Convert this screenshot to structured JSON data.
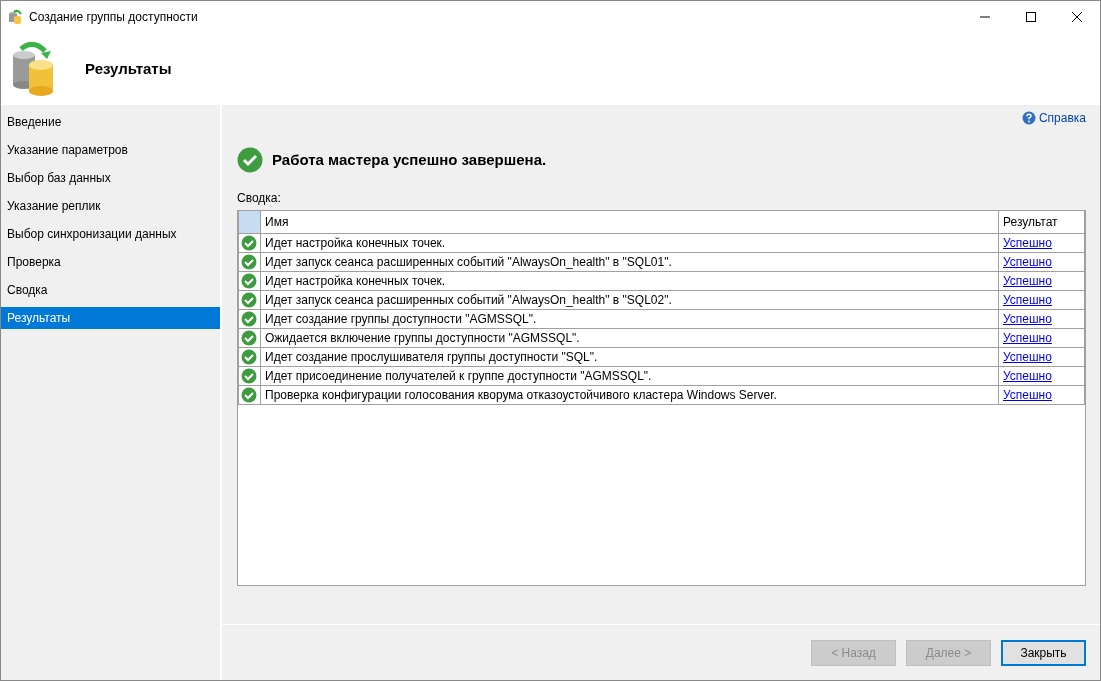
{
  "window": {
    "title": "Создание группы доступности"
  },
  "header": {
    "title": "Результаты"
  },
  "sidebar": {
    "items": [
      {
        "label": "Введение",
        "selected": false
      },
      {
        "label": "Указание параметров",
        "selected": false
      },
      {
        "label": "Выбор баз данных",
        "selected": false
      },
      {
        "label": "Указание реплик",
        "selected": false
      },
      {
        "label": "Выбор синхронизации данных",
        "selected": false
      },
      {
        "label": "Проверка",
        "selected": false
      },
      {
        "label": "Сводка",
        "selected": false
      },
      {
        "label": "Результаты",
        "selected": true
      }
    ]
  },
  "help_link": "Справка",
  "status_message": "Работа мастера успешно завершена.",
  "summary_label": "Сводка:",
  "table": {
    "columns": [
      "Имя",
      "Результат"
    ],
    "rows": [
      {
        "name": "Идет настройка конечных точек.",
        "result": "Успешно"
      },
      {
        "name": "Идет запуск сеанса расширенных событий \"AlwaysOn_health\" в \"SQL01\".",
        "result": "Успешно"
      },
      {
        "name": "Идет настройка конечных точек.",
        "result": "Успешно"
      },
      {
        "name": "Идет запуск сеанса расширенных событий \"AlwaysOn_health\" в \"SQL02\".",
        "result": "Успешно"
      },
      {
        "name": "Идет создание группы доступности \"AGMSSQL\".",
        "result": "Успешно"
      },
      {
        "name": "Ожидается включение группы доступности \"AGMSSQL\".",
        "result": "Успешно"
      },
      {
        "name": "Идет создание прослушивателя группы доступности \"SQL\".",
        "result": "Успешно"
      },
      {
        "name": "Идет присоединение получателей к группе доступности \"AGMSSQL\".",
        "result": "Успешно"
      },
      {
        "name": "Проверка конфигурации голосования кворума отказоустойчивого кластера Windows Server.",
        "result": "Успешно"
      }
    ]
  },
  "buttons": [
    {
      "label": "< Назад",
      "disabled": true,
      "default": false
    },
    {
      "label": "Далее >",
      "disabled": true,
      "default": false
    },
    {
      "label": "Закрыть",
      "disabled": false,
      "default": true
    }
  ]
}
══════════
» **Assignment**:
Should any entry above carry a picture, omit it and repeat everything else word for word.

» **Answer section**:
Convert this screenshot to structured JSON data.
{
  "window": {
    "title": "Создание группы доступности"
  },
  "header": {
    "title": "Результаты"
  },
  "sidebar": {
    "items": [
      {
        "label": "Введение",
        "selected": false
      },
      {
        "label": "Указание параметров",
        "selected": false
      },
      {
        "label": "Выбор баз данных",
        "selected": false
      },
      {
        "label": "Указание реплик",
        "selected": false
      },
      {
        "label": "Выбор синхронизации данных",
        "selected": false
      },
      {
        "label": "Проверка",
        "selected": false
      },
      {
        "label": "Сводка",
        "selected": false
      },
      {
        "label": "Результаты",
        "selected": true
      }
    ]
  },
  "help_link": "Справка",
  "status_message": "Работа мастера успешно завершена.",
  "summary_label": "Сводка:",
  "table": {
    "columns": [
      "Имя",
      "Результат"
    ],
    "rows": [
      {
        "name": "Идет настройка конечных точек.",
        "result": "Успешно"
      },
      {
        "name": "Идет запуск сеанса расширенных событий \"AlwaysOn_health\" в \"SQL01\".",
        "result": "Успешно"
      },
      {
        "name": "Идет настройка конечных точек.",
        "result": "Успешно"
      },
      {
        "name": "Идет запуск сеанса расширенных событий \"AlwaysOn_health\" в \"SQL02\".",
        "result": "Успешно"
      },
      {
        "name": "Идет создание группы доступности \"AGMSSQL\".",
        "result": "Успешно"
      },
      {
        "name": "Ожидается включение группы доступности \"AGMSSQL\".",
        "result": "Успешно"
      },
      {
        "name": "Идет создание прослушивателя группы доступности \"SQL\".",
        "result": "Успешно"
      },
      {
        "name": "Идет присоединение получателей к группе доступности \"AGMSSQL\".",
        "result": "Успешно"
      },
      {
        "name": "Проверка конфигурации голосования кворума отказоустойчивого кластера Windows Server.",
        "result": "Успешно"
      }
    ]
  },
  "buttons": [
    {
      "label": "< Назад",
      "disabled": true,
      "default": false
    },
    {
      "label": "Далее >",
      "disabled": true,
      "default": false
    },
    {
      "label": "Закрыть",
      "disabled": false,
      "default": true
    }
  ]
}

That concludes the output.